Spurs also made changes after Simon Davies picked up a "slight strain". It was more than a slight strain to Spurs' chances. His replacement, Darren Anderton, however, created the first goal, linking with Stephen Carr before swinging the ball over for Frédéric Kanouté, who was somehow allowed space. The Frenchman calmly slipped it under Cudicini for Spurs' first goal in three hours and 43 minutes of football. "Where's your money gone?" sang the visiting fans and Ranieri immediately sent Joe Cole (£6m) to warm up. It was a good question which almost became more pertinent on 30 minutes when Anthony Gardner planted a free header wide. Ranieri was furious, instantly switching Damien Duff inside to occupy the visitors' midfield. It worked.
How Spurs came to rue Gardner's miss, since a header at the other end soon counted. Frank Lampard rose easily at the back post to meet a cross from the incisive winger, Jesper Gronkjaer. In the stands Abramovich had his hands on his head - Hoddle could have been forgiven for striking a similar pose. His despair deepened. The mesmeric Mutu picked up Duff's clever pass inside Ledley King and steered the ball low into the net before half-time. King was quickly substituted. As well as his injured pride, he was suffering from a damaged hamstring.
Soon the Romanian was calling the tune and though the perennially pouting Jimmy Floyd Hasselbaink was slow to keep in step, it was also enough to wrong-foot a one-paced Spurs midfield. On the hour Hoddle introduced loan signing Stéphane Dalmat to try and gain a grip.
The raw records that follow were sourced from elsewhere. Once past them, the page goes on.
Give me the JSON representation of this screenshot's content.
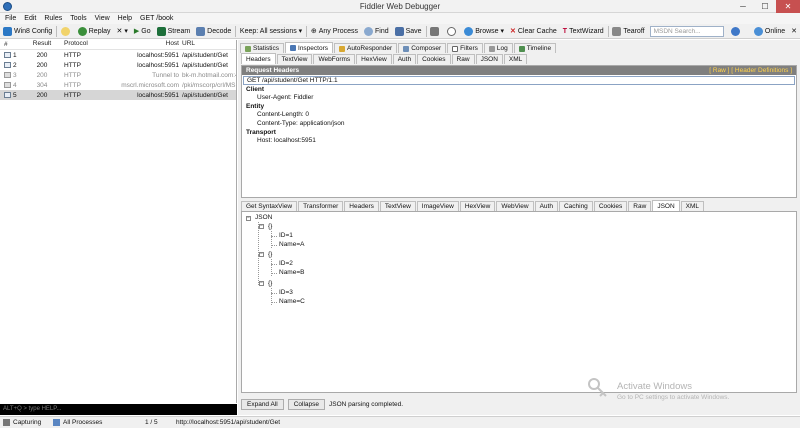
{
  "window": {
    "title": "Fiddler Web Debugger",
    "minimize": "─",
    "maximize": "☐",
    "close": "✕"
  },
  "menu": [
    "File",
    "Edit",
    "Rules",
    "Tools",
    "View",
    "Help",
    "GET /book"
  ],
  "toolbar": {
    "win8config": "Win8 Config",
    "replay": "Replay",
    "remove": "✕ ▾",
    "go": "Go",
    "stream": "Stream",
    "decode": "Decode",
    "keep": "Keep: All sessions ▾",
    "any_process": "Any Process",
    "find": "Find",
    "save": "Save",
    "browse": "Browse ▾",
    "clear_cache": "Clear Cache",
    "textwizard": "TextWizard",
    "tearoff": "Tearoff",
    "msdn_placeholder": "MSDN Search...",
    "online": "Online"
  },
  "sessions": {
    "headers": {
      "num": "#",
      "result": "Result",
      "protocol": "Protocol",
      "host": "Host",
      "url": "URL"
    },
    "rows": [
      {
        "num": "1",
        "result": "200",
        "protocol": "HTTP",
        "host": "localhost:5951",
        "url": "/api/student/Get"
      },
      {
        "num": "2",
        "result": "200",
        "protocol": "HTTP",
        "host": "localhost:5951",
        "url": "/api/student/Get"
      },
      {
        "num": "3",
        "result": "200",
        "protocol": "HTTP",
        "host": "Tunnel to",
        "url": "bk-m.hotmail.com:443"
      },
      {
        "num": "4",
        "result": "304",
        "protocol": "HTTP",
        "host": "mscrl.microsoft.com",
        "url": "/pki/mscorp/crl/MSIT%20"
      },
      {
        "num": "5",
        "result": "200",
        "protocol": "HTTP",
        "host": "localhost:5951",
        "url": "/api/student/Get"
      }
    ]
  },
  "quickexec": "ALT+Q > type HELP...",
  "status": {
    "capturing": "Capturing",
    "processes": "All Processes",
    "count": "1 / 5",
    "url": "http://localhost:5951/api/student/Get"
  },
  "top_tabs": [
    "Statistics",
    "Inspectors",
    "AutoResponder",
    "Composer",
    "Filters",
    "Log",
    "Timeline"
  ],
  "request": {
    "tabs": [
      "Headers",
      "TextView",
      "WebForms",
      "HexView",
      "Auth",
      "Cookies",
      "Raw",
      "JSON",
      "XML"
    ],
    "title": "Request Headers",
    "links": "[ Raw ]  [ Header Definitions ]",
    "line": "GET /api/student/Get HTTP/1.1",
    "groups": [
      {
        "name": "Client",
        "items": [
          "User-Agent: Fiddler"
        ]
      },
      {
        "name": "Entity",
        "items": [
          "Content-Length: 0",
          "Content-Type: application/json"
        ]
      },
      {
        "name": "Transport",
        "items": [
          "Host: localhost:5951"
        ]
      }
    ]
  },
  "response": {
    "tabs": [
      "Get SyntaxView",
      "Transformer",
      "Headers",
      "TextView",
      "ImageView",
      "HexView",
      "WebView",
      "Auth",
      "Caching",
      "Cookies",
      "Raw",
      "JSON",
      "XML"
    ],
    "tree": {
      "root": "JSON",
      "items": [
        {
          "label": "{}",
          "fields": [
            "ID=1",
            "Name=A"
          ]
        },
        {
          "label": "{}",
          "fields": [
            "ID=2",
            "Name=B"
          ]
        },
        {
          "label": "{}",
          "fields": [
            "ID=3",
            "Name=C"
          ]
        }
      ]
    },
    "expand_all": "Expand All",
    "collapse": "Collapse",
    "status": "JSON parsing completed."
  },
  "watermark": {
    "title": "Activate Windows",
    "subtitle": "Go to PC settings to activate Windows."
  }
}
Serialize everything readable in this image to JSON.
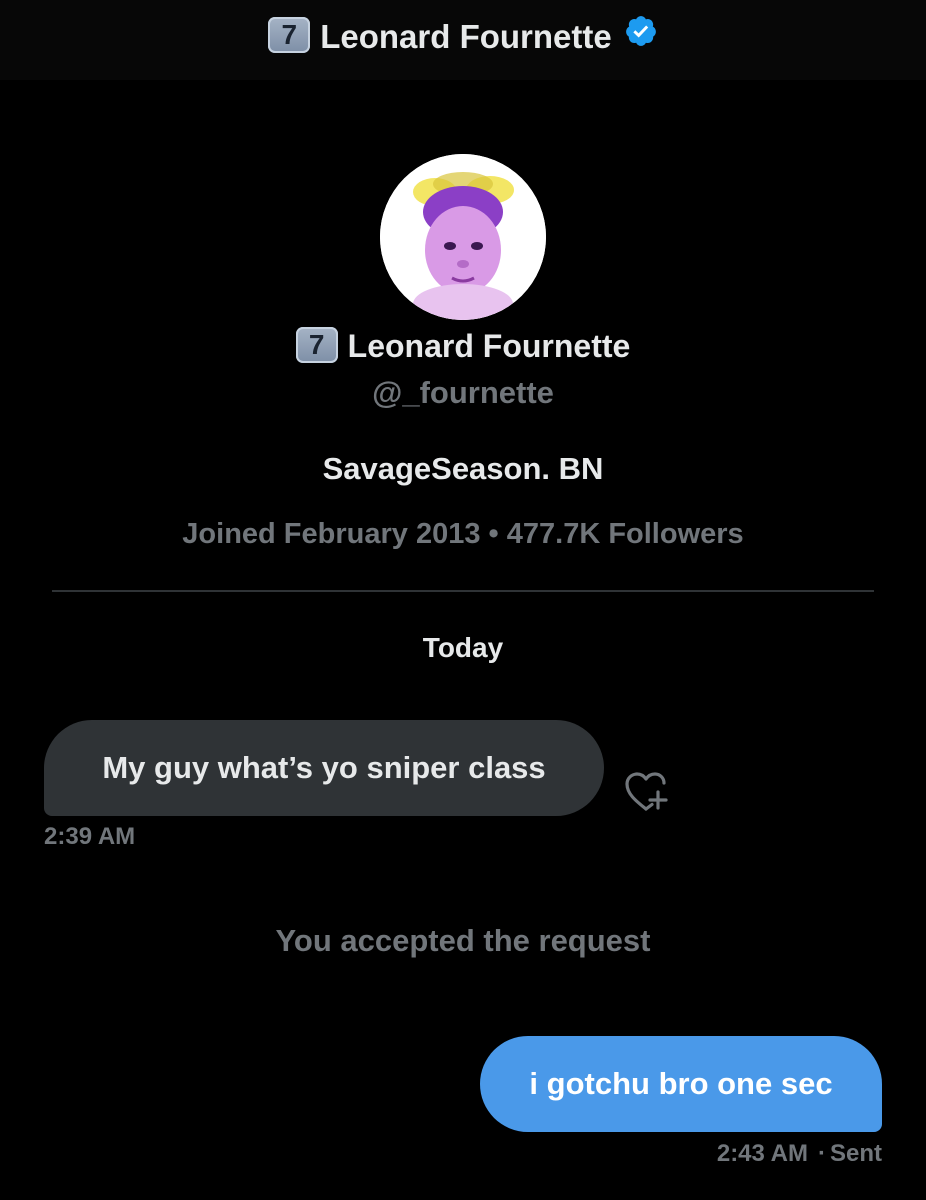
{
  "header": {
    "badge": "7",
    "name": "Leonard Fournette",
    "verified_icon": "verified-badge-icon"
  },
  "profile": {
    "avatar_icon": "profile-avatar",
    "badge": "7",
    "name": "Leonard Fournette",
    "handle": "@_fournette",
    "bio": "SavageSeason. BN",
    "meta": "Joined February 2013 • 477.7K Followers"
  },
  "conversation": {
    "date_separator": "Today",
    "messages": [
      {
        "direction": "incoming",
        "text": "My guy what’s yo sniper class",
        "time": "2:39 AM",
        "reaction_icon": "add-reaction-heart-icon"
      },
      {
        "direction": "outgoing",
        "text": "i gotchu bro one sec",
        "time": "2:43 AM",
        "status": "Sent"
      }
    ],
    "system_note": "You accepted the request"
  },
  "colors": {
    "background": "#000000",
    "bubble_incoming": "#2f3336",
    "bubble_outgoing": "#4a99e9",
    "muted_text": "#71767b",
    "verified": "#1d9bf0"
  }
}
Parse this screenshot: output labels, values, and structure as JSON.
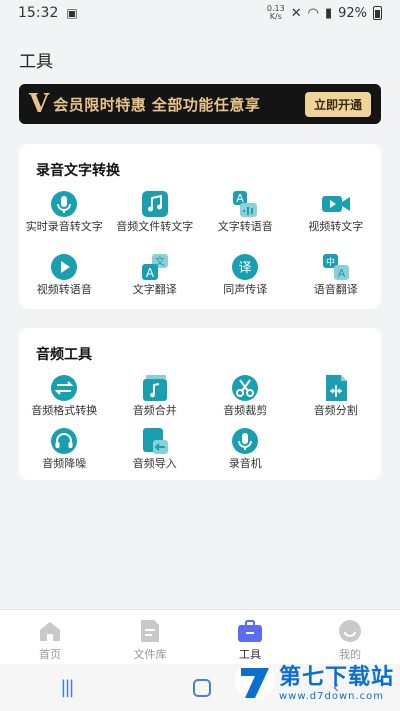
{
  "status_bar": {
    "time": "15:32",
    "net_speed_value": "0.13",
    "net_speed_unit": "K/s",
    "battery": "92%"
  },
  "page_title": "工具",
  "vip_banner": {
    "logo": "V",
    "text": "会员限时特惠  全部功能任意享",
    "button": "立即开通"
  },
  "sections": [
    {
      "title": "录音文字转换",
      "tools": [
        {
          "label": "实时录音转文字",
          "icon": "microphone-icon",
          "color": "#1a9fb0"
        },
        {
          "label": "音频文件转文字",
          "icon": "music-note-icon",
          "color": "#1a9fb0"
        },
        {
          "label": "文字转语音",
          "icon": "text-to-speech-icon",
          "color": "#1a9fb0"
        },
        {
          "label": "视频转文字",
          "icon": "video-camera-icon",
          "color": "#1a9fb0"
        },
        {
          "label": "视频转语音",
          "icon": "play-icon",
          "color": "#1a9fb0"
        },
        {
          "label": "文字翻译",
          "icon": "translate-text-icon",
          "color": "#1a9fb0"
        },
        {
          "label": "同声传译",
          "icon": "interpret-icon",
          "color": "#1a9fb0"
        },
        {
          "label": "语音翻译",
          "icon": "voice-translate-icon",
          "color": "#1a9fb0"
        }
      ]
    },
    {
      "title": "音频工具",
      "tools": [
        {
          "label": "音频格式转换",
          "icon": "format-convert-icon",
          "color": "#1a9fb0"
        },
        {
          "label": "音频合并",
          "icon": "merge-icon",
          "color": "#1a9fb0"
        },
        {
          "label": "音频裁剪",
          "icon": "scissors-icon",
          "color": "#1a9fb0"
        },
        {
          "label": "音频分割",
          "icon": "split-icon",
          "color": "#1a9fb0"
        },
        {
          "label": "音频降噪",
          "icon": "headphones-icon",
          "color": "#1a9fb0"
        },
        {
          "label": "音频导入",
          "icon": "import-icon",
          "color": "#1a9fb0"
        },
        {
          "label": "录音机",
          "icon": "recorder-icon",
          "color": "#1a9fb0"
        }
      ]
    }
  ],
  "bottom_nav": [
    {
      "label": "首页",
      "icon": "home-icon",
      "active": false
    },
    {
      "label": "文件库",
      "icon": "file-library-icon",
      "active": false
    },
    {
      "label": "工具",
      "icon": "toolbox-icon",
      "active": true
    },
    {
      "label": "我的",
      "icon": "profile-icon",
      "active": false
    }
  ],
  "watermark": {
    "main": "第七下载站",
    "sub": "www.d7down.com"
  },
  "colors": {
    "accent": "#1a9fb0",
    "nav_active": "#5a6cf0",
    "vip_gold": "#e8c48a"
  }
}
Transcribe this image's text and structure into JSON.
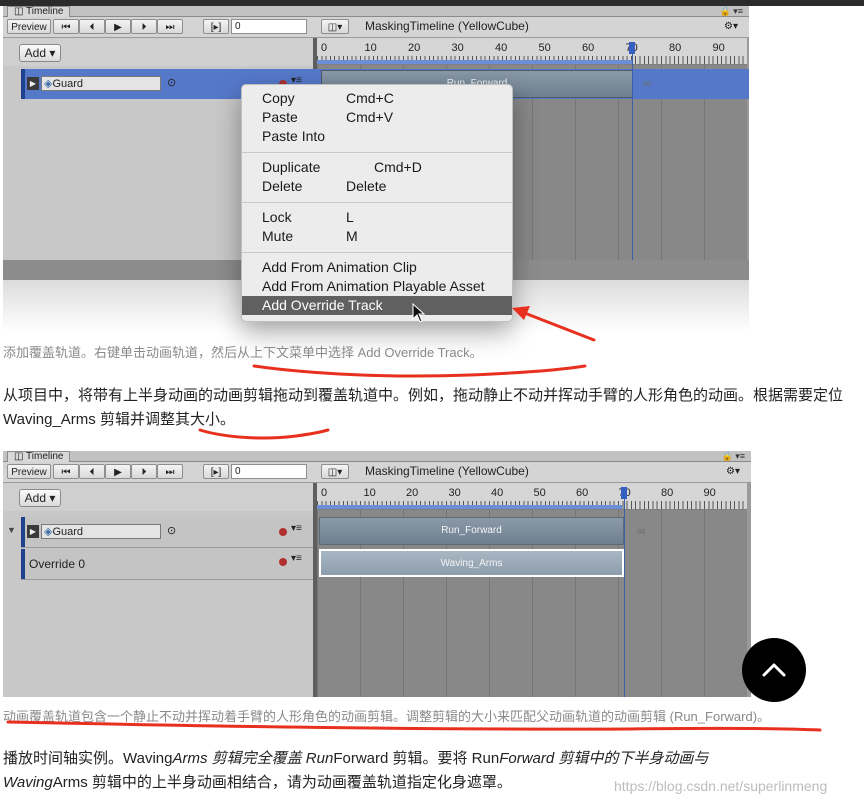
{
  "panel1": {
    "tab_label": "Timeline",
    "preview_label": "Preview",
    "time_value": "0",
    "seq_name": "MaskingTimeline (YellowCube)",
    "add_label": "Add",
    "track_name": "Guard",
    "clip_label": "Run_Forward",
    "ruler": [
      "0",
      "10",
      "20",
      "30",
      "40",
      "50",
      "60",
      "70",
      "80",
      "90"
    ]
  },
  "context_menu": {
    "items": [
      {
        "label": "Copy",
        "shortcut": "Cmd+C"
      },
      {
        "label": "Paste",
        "shortcut": "Cmd+V"
      },
      {
        "label": "Paste Into",
        "shortcut": ""
      },
      {
        "label": "Duplicate",
        "shortcut": "Cmd+D"
      },
      {
        "label": "Delete",
        "shortcut": "Delete"
      },
      {
        "label": "Lock",
        "shortcut": "L"
      },
      {
        "label": "Mute",
        "shortcut": "M"
      },
      {
        "label": "Add From Animation Clip",
        "shortcut": ""
      },
      {
        "label": "Add From Animation Playable Asset",
        "shortcut": ""
      },
      {
        "label": "Add Override Track",
        "shortcut": ""
      }
    ]
  },
  "caption1": "添加覆盖轨道。右键单击动画轨道，然后从上下文菜单中选择 Add Override Track。",
  "paragraph1": "从项目中，将带有上半身动画的动画剪辑拖动到覆盖轨道中。例如，拖动静止不动并挥动手臂的人形角色的动画。根据需要定位 Waving_Arms 剪辑并调整其大小。",
  "panel2": {
    "tab_label": "Timeline",
    "preview_label": "Preview",
    "time_value": "0",
    "seq_name": "MaskingTimeline (YellowCube)",
    "add_label": "Add",
    "track_name": "Guard",
    "override_name": "Override 0",
    "clip1_label": "Run_Forward",
    "clip2_label": "Waving_Arms",
    "ruler": [
      "0",
      "10",
      "20",
      "30",
      "40",
      "50",
      "60",
      "70",
      "80",
      "90"
    ]
  },
  "caption2": "动画覆盖轨道包含一个静止不动并挥动着手臂的人形角色的动画剪辑。调整剪辑的大小来匹配父动画轨道的动画剪辑 (Run_Forward)。",
  "paragraph2": {
    "line1_a": "播放时间轴实例。Waving",
    "line1_b": "Arms 剪辑完全覆盖 Run",
    "line1_c": "Forward 剪辑。要将 Run",
    "line1_d": "Forward 剪辑中的下半身动画与",
    "line2_a": "Waving",
    "line2_b": "Arms 剪辑中的上半身动画相结合，请为动画覆盖轨道指定化身遮罩。"
  },
  "watermark": "https://blog.csdn.net/superlinmeng",
  "colors": {
    "accent": "#3660c0",
    "highlight_red": "#e8301f",
    "menu_highlight": "#606060"
  }
}
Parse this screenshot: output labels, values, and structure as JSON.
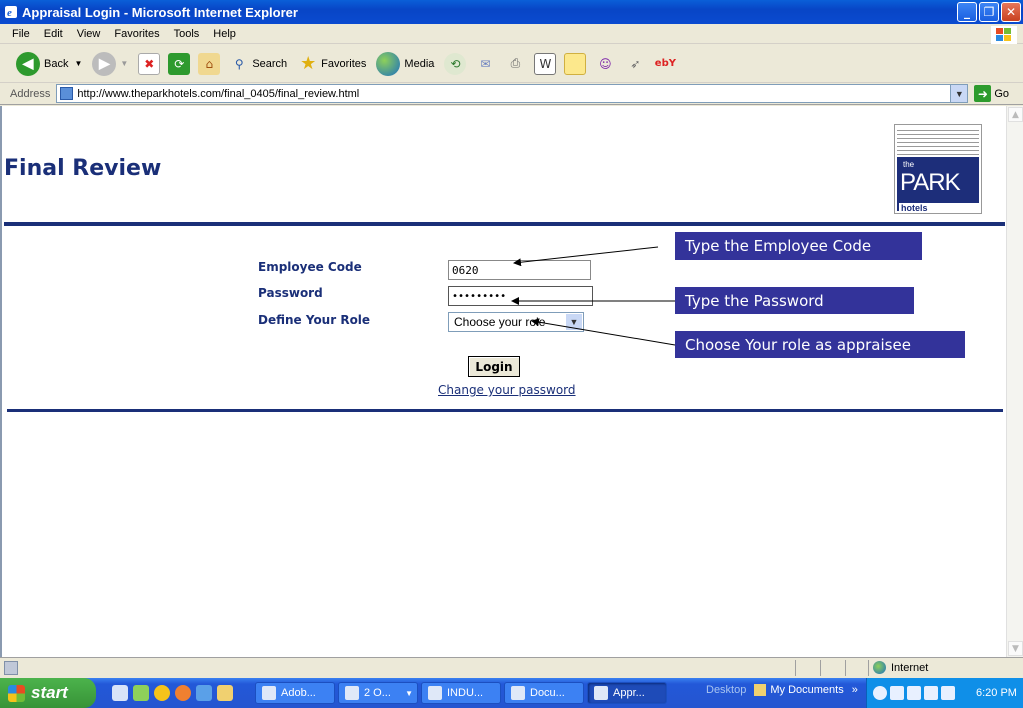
{
  "window": {
    "title": "Appraisal Login - Microsoft Internet Explorer",
    "buttons": [
      "_",
      "❐",
      "✕"
    ]
  },
  "menu": [
    "File",
    "Edit",
    "View",
    "Favorites",
    "Tools",
    "Help"
  ],
  "toolbar": {
    "back": "Back",
    "search": "Search",
    "favorites": "Favorites",
    "media": "Media"
  },
  "address": {
    "label": "Address",
    "url": "http://www.theparkhotels.com/final_0405/final_review.html",
    "go": "Go"
  },
  "page": {
    "title": "Final Review",
    "logo": {
      "the": "the",
      "park": "PARK",
      "hotels": "hotels"
    },
    "form": {
      "employee_code_label": "Employee Code",
      "employee_code_value": "0620",
      "password_label": "Password",
      "password_value": "•••••••••",
      "role_label": "Define Your Role",
      "role_value": "Choose your role",
      "login": "Login",
      "change_password": "Change your password "
    },
    "callouts": {
      "employee": "Type the Employee Code",
      "password": "Type the Password",
      "role": "Choose Your role as appraisee"
    }
  },
  "status": {
    "zone": "Internet"
  },
  "taskbar": {
    "start": "start",
    "tasks": [
      "Adob...",
      "2 O...",
      "INDU...",
      "Docu...",
      "Appr..."
    ],
    "desktop": "Desktop",
    "my_documents": "My Documents",
    "clock": "6:20 PM"
  },
  "colors": {
    "heading": "#1a2f78",
    "callout_bg": "#33339a",
    "rule": "#1a2f78"
  }
}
But it was two other substitutes, Makelele and Cole - reduced to another 20-minute cameo - who combined to release Mutu. With customary composure he waited and then rolled the ball beyond Kasey Keller for his fourth goal in three games. The deed was done, although the relentless Mutu missed out on a hat-trick when he steered astray after Keller's spill.
Kanouté reacted sharply after Bobby Zamora's effort hit a post but Hasselbaink marked his 100th League appearance with a tap-in to restore the two-goal cushion as Dalmat dozed. "We did not show enough resilience to hang on in there," said Hoddle. The question is: will he? Next up for the former Chelsea manager is another of his old clubs, Southampton. The inescapable truth is he may soon be the former Spurs manager too.
Lampard 35, Mutu 37, 75, Hasselbaink 90
Tottenham Hotspur 2
Kanouté 25, 87
Half-time: 2-1 Attendance: 41,165Reuse content